### AIM OF THE EXERCISE
All of the data, word for word and free of pictures, is the expected result.

### EXCERPTED RECORDS
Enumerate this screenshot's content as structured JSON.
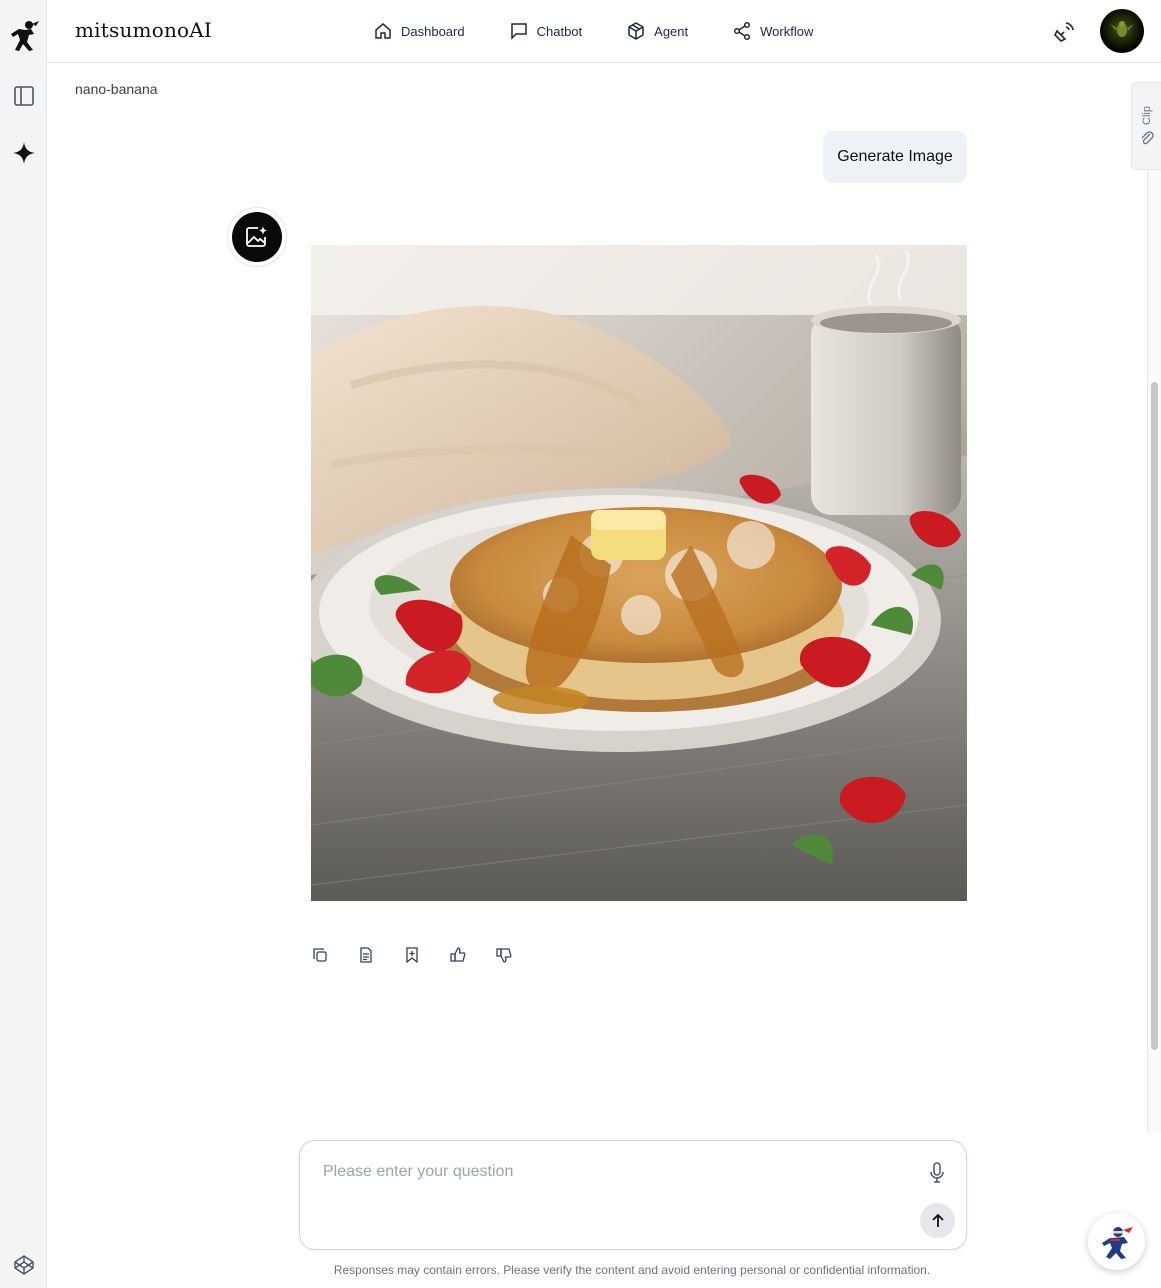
{
  "app": {
    "brand": "mitsumonoAI"
  },
  "nav": {
    "items": [
      {
        "label": "Dashboard",
        "icon": "home-icon"
      },
      {
        "label": "Chatbot",
        "icon": "chat-bubble-icon"
      },
      {
        "label": "Agent",
        "icon": "cube-icon"
      },
      {
        "label": "Workflow",
        "icon": "share-nodes-icon"
      }
    ]
  },
  "sidebar": {
    "icons": [
      "ninja-logo-icon",
      "panel-toggle-icon",
      "sparkle-icon",
      "codepen-icon"
    ]
  },
  "model": {
    "name": "nano-banana"
  },
  "clip": {
    "label": "Clip"
  },
  "chat": {
    "user_message": "Generate Image",
    "assistant_image": "pancake stack with butter, syrup, powdered sugar and strawberries on a plate beside a steaming mug",
    "actions": [
      "copy-icon",
      "document-icon",
      "bookmark-icon",
      "thumbs-up-icon",
      "thumbs-down-icon"
    ]
  },
  "input": {
    "placeholder": "Please enter your question",
    "value": ""
  },
  "disclaimer": "Responses may contain errors. Please verify the content and avoid entering personal or confidential information.",
  "colors": {
    "accent": "#111111",
    "rail_bg": "#f3f4f6",
    "bubble_bg": "#eef1f6"
  }
}
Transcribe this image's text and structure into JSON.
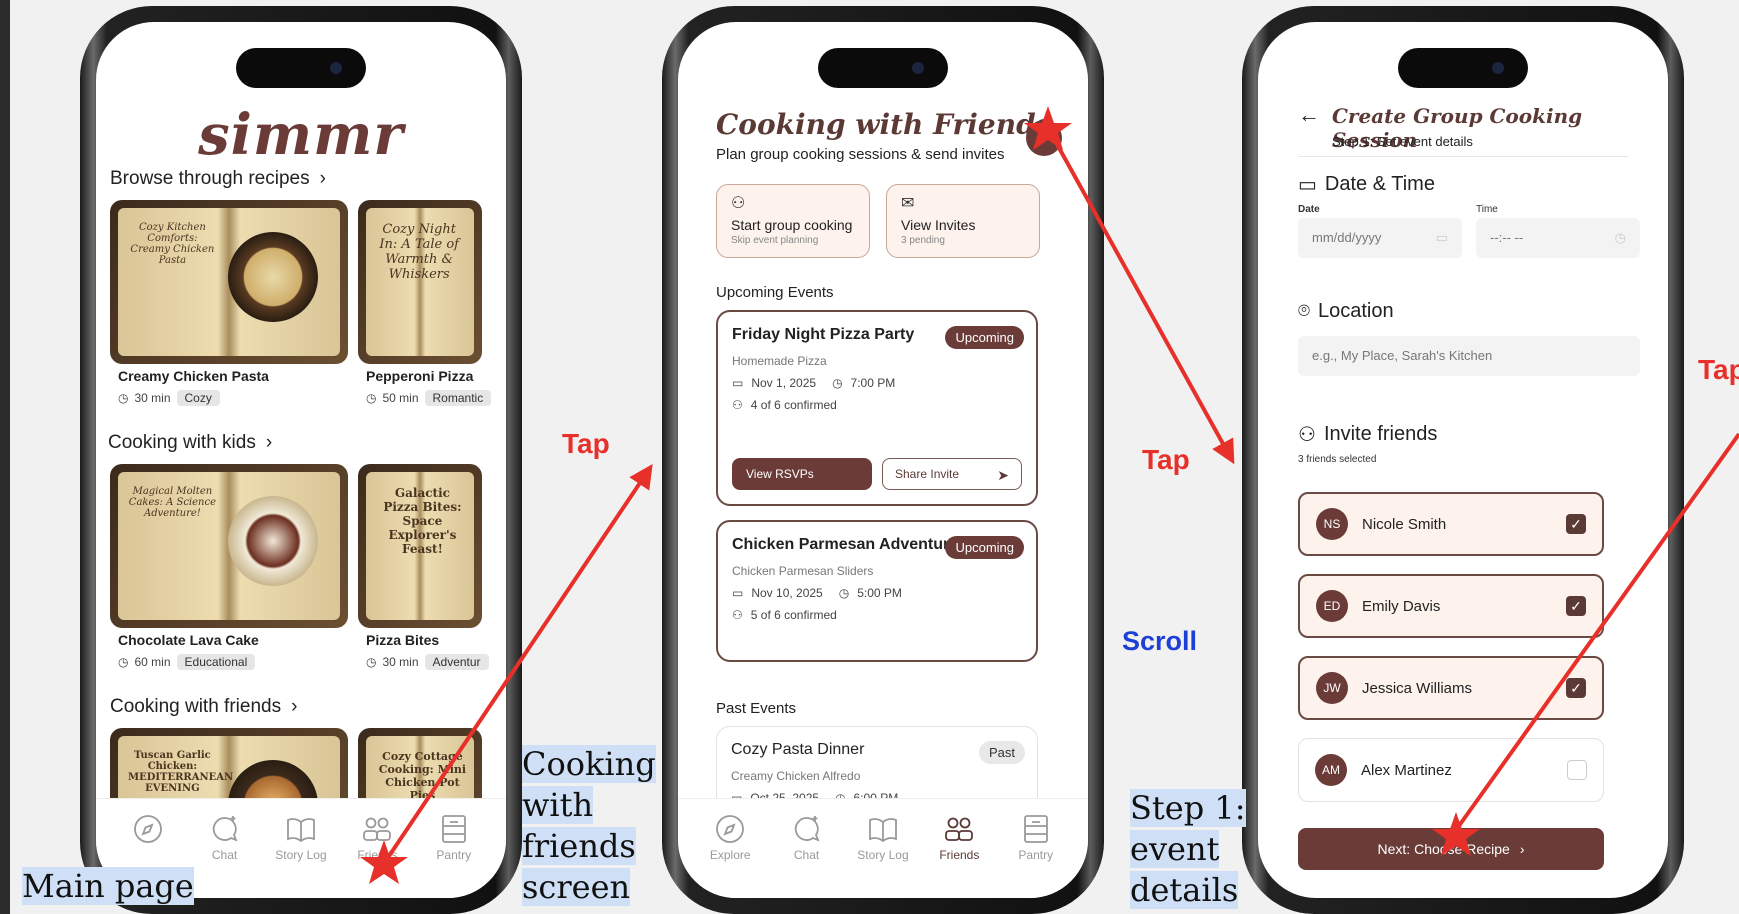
{
  "screen1": {
    "logo": "simmr",
    "browse_title": "Browse through recipes",
    "kids_title": "Cooking with kids",
    "friends_title": "Cooking with friends",
    "browse": [
      {
        "name": "Creamy Chicken Pasta",
        "time": "30 min",
        "tag": "Cozy",
        "book_text": "Cozy Kitchen Comforts: Creamy Chicken Pasta"
      },
      {
        "name": "Pepperoni Pizza",
        "time": "50 min",
        "tag": "Romantic",
        "book_text": "Cozy Night In: A Tale of Warmth & Whiskers"
      }
    ],
    "kids": [
      {
        "name": "Chocolate Lava Cake",
        "time": "60 min",
        "tag": "Educational",
        "book_text": "Magical Molten Cakes: A Science Adventure!"
      },
      {
        "name": "Pizza Bites",
        "time": "30 min",
        "tag": "Adventur",
        "book_text": "Galactic Pizza Bites: Space Explorer's Feast!"
      }
    ],
    "friends": [
      {
        "book_text": "Tuscan Garlic Chicken: MEDITERRANEAN EVENING"
      },
      {
        "book_text": "Cozy Cottage Cooking: Mini Chicken Pot Pies"
      }
    ]
  },
  "nav": [
    "Explore",
    "Chat",
    "Story Log",
    "Friends",
    "Pantry"
  ],
  "screen2": {
    "title": "Cooking with Friends",
    "subtitle": "Plan group cooking sessions & send invites",
    "quick": [
      {
        "title": "Start group cooking",
        "sub": "Skip event planning"
      },
      {
        "title": "View Invites",
        "sub": "3 pending"
      }
    ],
    "upcoming_label": "Upcoming Events",
    "events": [
      {
        "title": "Friday Night Pizza Party",
        "badge": "Upcoming",
        "recipe": "Homemade Pizza",
        "date": "Nov 1, 2025",
        "time": "7:00 PM",
        "confirmed": "4 of 6 confirmed",
        "rsvp_btn": "View RSVPs",
        "share_btn": "Share Invite"
      },
      {
        "title": "Chicken Parmesan Adventure",
        "badge": "Upcoming",
        "recipe": "Chicken Parmesan Sliders",
        "date": "Nov 10, 2025",
        "time": "5:00 PM",
        "confirmed": "5 of 6 confirmed"
      }
    ],
    "past_label": "Past Events",
    "past": {
      "title": "Cozy Pasta Dinner",
      "badge": "Past",
      "recipe": "Creamy Chicken Alfredo",
      "date": "Oct 25, 2025",
      "time": "6:00 PM"
    }
  },
  "screen3": {
    "title": "Create Group Cooking Session",
    "subtitle": "Step 1: Set event details",
    "datetime_label": "Date & Time",
    "date_label": "Date",
    "time_label": "Time",
    "date_placeholder": "mm/dd/yyyy",
    "time_placeholder": "--:-- --",
    "location_label": "Location",
    "location_placeholder": "e.g., My Place, Sarah's Kitchen",
    "invite_label": "Invite friends",
    "invite_count": "3 friends selected",
    "friends": [
      {
        "initials": "NS",
        "name": "Nicole Smith",
        "checked": true
      },
      {
        "initials": "ED",
        "name": "Emily Davis",
        "checked": true
      },
      {
        "initials": "JW",
        "name": "Jessica Williams",
        "checked": true
      },
      {
        "initials": "AM",
        "name": "Alex Martinez",
        "checked": false
      }
    ],
    "next_label": "Next: Choose Recipe"
  },
  "annotations": {
    "cap1": "Main page",
    "cap2": [
      "Cooking",
      "with",
      "friends",
      "screen"
    ],
    "cap3": [
      "Step 1:",
      "event",
      "details"
    ],
    "tap1": "Tap",
    "tap2": "Tap",
    "tap3": "Tap",
    "scroll": "Scroll"
  },
  "colors": {
    "brand": "#6b3b38",
    "annotation_red": "#e8302a",
    "annotation_blue": "#1d3fd6",
    "caption_highlight": "#cfe0f6"
  }
}
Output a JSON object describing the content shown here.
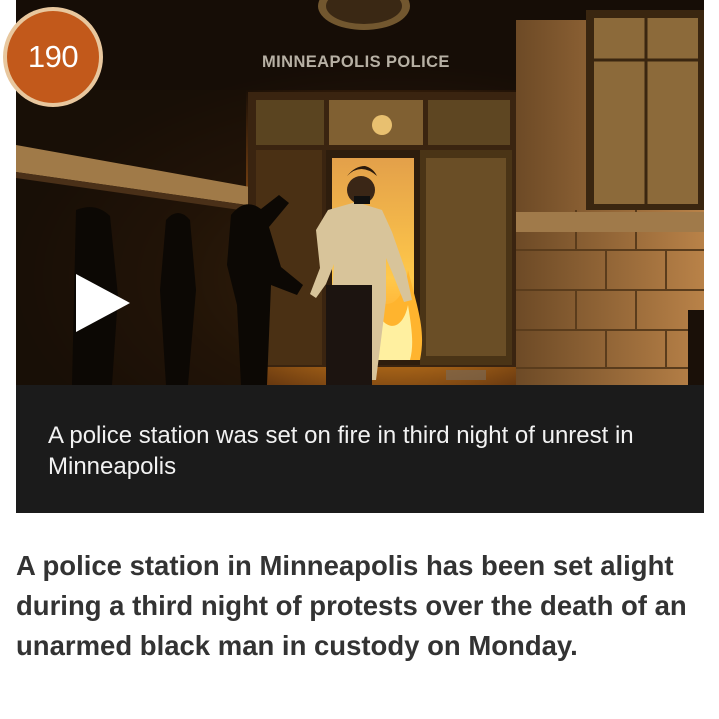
{
  "badge": {
    "count": "190",
    "color": "#c2591b"
  },
  "video": {
    "photo_sign_text": "MINNEAPOLIS POLICE",
    "caption": "A police station was set on fire in third night of unrest in Minneapolis",
    "play_icon": "play-icon"
  },
  "article": {
    "headline": "A police station in Minneapolis has been set alight during a third night of protests over the death of an unarmed black man in custody on Monday."
  },
  "colors": {
    "caption_bg": "#1b1b1b",
    "headline_text": "#333333",
    "fire": "#ffb42e"
  }
}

### PROBLEM SOLUTION
Enumerate this screenshot's content as structured JSON.
{
  "app": {
    "brand": "mitsumonoAI"
  },
  "nav": {
    "items": [
      {
        "label": "Dashboard",
        "icon": "home-icon"
      },
      {
        "label": "Chatbot",
        "icon": "chat-bubble-icon"
      },
      {
        "label": "Agent",
        "icon": "cube-icon"
      },
      {
        "label": "Workflow",
        "icon": "share-nodes-icon"
      }
    ]
  },
  "sidebar": {
    "icons": [
      "ninja-logo-icon",
      "panel-toggle-icon",
      "sparkle-icon",
      "codepen-icon"
    ]
  },
  "model": {
    "name": "nano-banana"
  },
  "clip": {
    "label": "Clip"
  },
  "chat": {
    "user_message": "Generate Image",
    "assistant_image": "pancake stack with butter, syrup, powdered sugar and strawberries on a plate beside a steaming mug",
    "actions": [
      "copy-icon",
      "document-icon",
      "bookmark-icon",
      "thumbs-up-icon",
      "thumbs-down-icon"
    ]
  },
  "input": {
    "placeholder": "Please enter your question",
    "value": ""
  },
  "disclaimer": "Responses may contain errors. Please verify the content and avoid entering personal or confidential information.",
  "colors": {
    "accent": "#111111",
    "rail_bg": "#f3f4f6",
    "bubble_bg": "#eef1f6"
  }
}
Transcribe this image's text and structure into JSON.
{
  "screen1": {
    "logo": "simmr",
    "browse_title": "Browse through recipes",
    "kids_title": "Cooking with kids",
    "friends_title": "Cooking with friends",
    "browse": [
      {
        "name": "Creamy Chicken Pasta",
        "time": "30 min",
        "tag": "Cozy",
        "book_text": "Cozy Kitchen Comforts: Creamy Chicken Pasta"
      },
      {
        "name": "Pepperoni Pizza",
        "time": "50 min",
        "tag": "Romantic",
        "book_text": "Cozy Night In: A Tale of Warmth & Whiskers"
      }
    ],
    "kids": [
      {
        "name": "Chocolate Lava Cake",
        "time": "60 min",
        "tag": "Educational",
        "book_text": "Magical Molten Cakes: A Science Adventure!"
      },
      {
        "name": "Pizza Bites",
        "time": "30 min",
        "tag": "Adventur",
        "book_text": "Galactic Pizza Bites: Space Explorer's Feast!"
      }
    ],
    "friends": [
      {
        "book_text": "Tuscan Garlic Chicken: MEDITERRANEAN EVENING"
      },
      {
        "book_text": "Cozy Cottage Cooking: Mini Chicken Pot Pies"
      }
    ]
  },
  "nav": [
    "Explore",
    "Chat",
    "Story Log",
    "Friends",
    "Pantry"
  ],
  "screen2": {
    "title": "Cooking with Friends",
    "subtitle": "Plan group cooking sessions & send invites",
    "quick": [
      {
        "title": "Start group cooking",
        "sub": "Skip event planning"
      },
      {
        "title": "View Invites",
        "sub": "3 pending"
      }
    ],
    "upcoming_label": "Upcoming Events",
    "events": [
      {
        "title": "Friday Night Pizza Party",
        "badge": "Upcoming",
        "recipe": "Homemade Pizza",
        "date": "Nov 1, 2025",
        "time": "7:00 PM",
        "confirmed": "4 of 6 confirmed",
        "rsvp_btn": "View RSVPs",
        "share_btn": "Share Invite"
      },
      {
        "title": "Chicken Parmesan Adventure",
        "badge": "Upcoming",
        "recipe": "Chicken Parmesan Sliders",
        "date": "Nov 10, 2025",
        "time": "5:00 PM",
        "confirmed": "5 of 6 confirmed"
      }
    ],
    "past_label": "Past Events",
    "past": {
      "title": "Cozy Pasta Dinner",
      "badge": "Past",
      "recipe": "Creamy Chicken Alfredo",
      "date": "Oct 25, 2025",
      "time": "6:00 PM"
    }
  },
  "screen3": {
    "title": "Create Group Cooking Session",
    "subtitle": "Step 1: Set event details",
    "datetime_label": "Date & Time",
    "date_label": "Date",
    "time_label": "Time",
    "date_placeholder": "mm/dd/yyyy",
    "time_placeholder": "--:-- --",
    "location_label": "Location",
    "location_placeholder": "e.g., My Place, Sarah's Kitchen",
    "invite_label": "Invite friends",
    "invite_count": "3 friends selected",
    "friends": [
      {
        "initials": "NS",
        "name": "Nicole Smith",
        "checked": true
      },
      {
        "initials": "ED",
        "name": "Emily Davis",
        "checked": true
      },
      {
        "initials": "JW",
        "name": "Jessica Williams",
        "checked": true
      },
      {
        "initials": "AM",
        "name": "Alex Martinez",
        "checked": false
      }
    ],
    "next_label": "Next: Choose Recipe"
  },
  "annotations": {
    "cap1": "Main page",
    "cap2": [
      "Cooking",
      "with",
      "friends",
      "screen"
    ],
    "cap3": [
      "Step 1:",
      "event",
      "details"
    ],
    "tap1": "Tap",
    "tap2": "Tap",
    "tap3": "Tap",
    "scroll": "Scroll"
  },
  "colors": {
    "brand": "#6b3b38",
    "annotation_red": "#e8302a",
    "annotation_blue": "#1d3fd6",
    "caption_highlight": "#cfe0f6"
  }
}
Output a JSON object describing the content shown here.
{
  "badge": {
    "count": "190",
    "color": "#c2591b"
  },
  "video": {
    "photo_sign_text": "MINNEAPOLIS POLICE",
    "caption": "A police station was set on fire in third night of unrest in Minneapolis",
    "play_icon": "play-icon"
  },
  "article": {
    "headline": "A police station in Minneapolis has been set alight during a third night of protests over the death of an unarmed black man in custody on Monday."
  },
  "colors": {
    "caption_bg": "#1b1b1b",
    "headline_text": "#333333",
    "fire": "#ffb42e"
  }
}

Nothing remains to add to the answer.